- Select a zig zag stitch and make your stitch quite wide but very short - this will create the dense ridge of stitching - and will securely hold most frays.(Practise on a scrap first).
- Will be different with every machine but with mine I had to pull my fabric through a little harder than normal to avoid too many tangled messes underneath! Use a slow setting also, and stop every now and then to make sure you appliqué fabric is staying flat and isn't stretching.
- Once you have stitched around the whole shape use either a small pair of sharp scissors or snips to cut off the excess fabric - taking care not to cut your base fabric or the stitching. You can go in as close as you like - some people like to leave a frayed seam (approx 5mm) but I like it all trimmed off - looks neater and crisper.
- Et voilá you have quite professional looking appliqué!!
Thursday, 5 February 2009
Big Fan of Boden's accessories. Their colours are always so fresh and fun and they aren't afraid of combining contrasting colours and prints. Their printed catalogues and fliers are also nicely designed also - have a handmade, quirky look - guess that's why I like it . . . .
Wednesday, 4 February 2009
Surprise Surprise another sewing post! Have a look at Spool. In their blog section there are helpful patterns and how-to's. Love these hanging birds (link to flickr site). You can download the link for the pdf pattern here.
Not sure when this launched (haven't done my research as usual) but there is now an Etsy for the UK called Folksy. Don't think they are affiliated (could be wrong - research research!!) but the idea is the same. Handmade precious items sold by the makers - wonderful!!
Came across these characterful cushions whilst browsing Etsy the other day. By a company called LeiliLaLoo have at look at their shop - many other wonderful things on there - you won't be disappointed.
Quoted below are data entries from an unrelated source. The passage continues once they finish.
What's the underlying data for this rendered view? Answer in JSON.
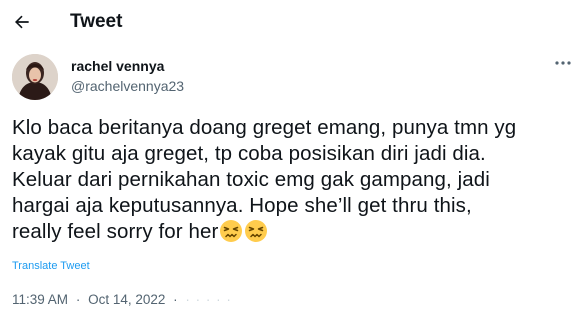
{
  "header": {
    "back_icon": "arrow-left-icon",
    "title": "Tweet"
  },
  "tweet": {
    "author_name": "rachel vennya",
    "author_handle": "@rachelvennya23",
    "more_icon": "more-dots-icon",
    "text": "Klo baca beritanya doang greget emang, punya tmn yg\nkayak gitu aja greget, tp coba posisikan diri jadi dia.\nKeluar dari pernikahan toxic emg gak gampang, jadi\nhargai aja keputusannya. Hope she’ll get thru this,\nreally feel sorry for her",
    "emojis": [
      "persevering-face-emoji",
      "persevering-face-emoji"
    ],
    "translate_label": "Translate Tweet",
    "time": "11:39 AM",
    "separator": "·",
    "date": "Oct 14, 2022",
    "trailing": "· · · · ·"
  },
  "colors": {
    "link": "#1d9bf0",
    "secondary": "#536471",
    "text": "#0f1419"
  }
}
One of my new favourite sites is Hannah Zakari owned and run by Rachael Lamb. Amongst the many, many desirable items are this beautiful pair of bird earrings by Dottyspeck. Also you'll find funky, fashionable, handcrafted and unique pieces such as this Gilbert the Goat Necklace from Haberdash House (is the goat the new motif for 2009???!!), and the wonderfully kitsch jewellery from Lady Luck Rules.
Ok - I've gone sewing crazy. Currently obsessed with tote bags. So expect multiple posts on this subject. Currently faves are this twee tote from RobinsEggBlue on Etsy, and the huge array of skillfully crafted bags from Raspberryfairy . Only wish I could sew that well - just a few more decades of practice required!!
Nice Little site called morello living who have a small but lovely range of gift and home wares. Particularly love their knitted birds by Claire Pugh and their Poppy Treffy Bags which are so cute!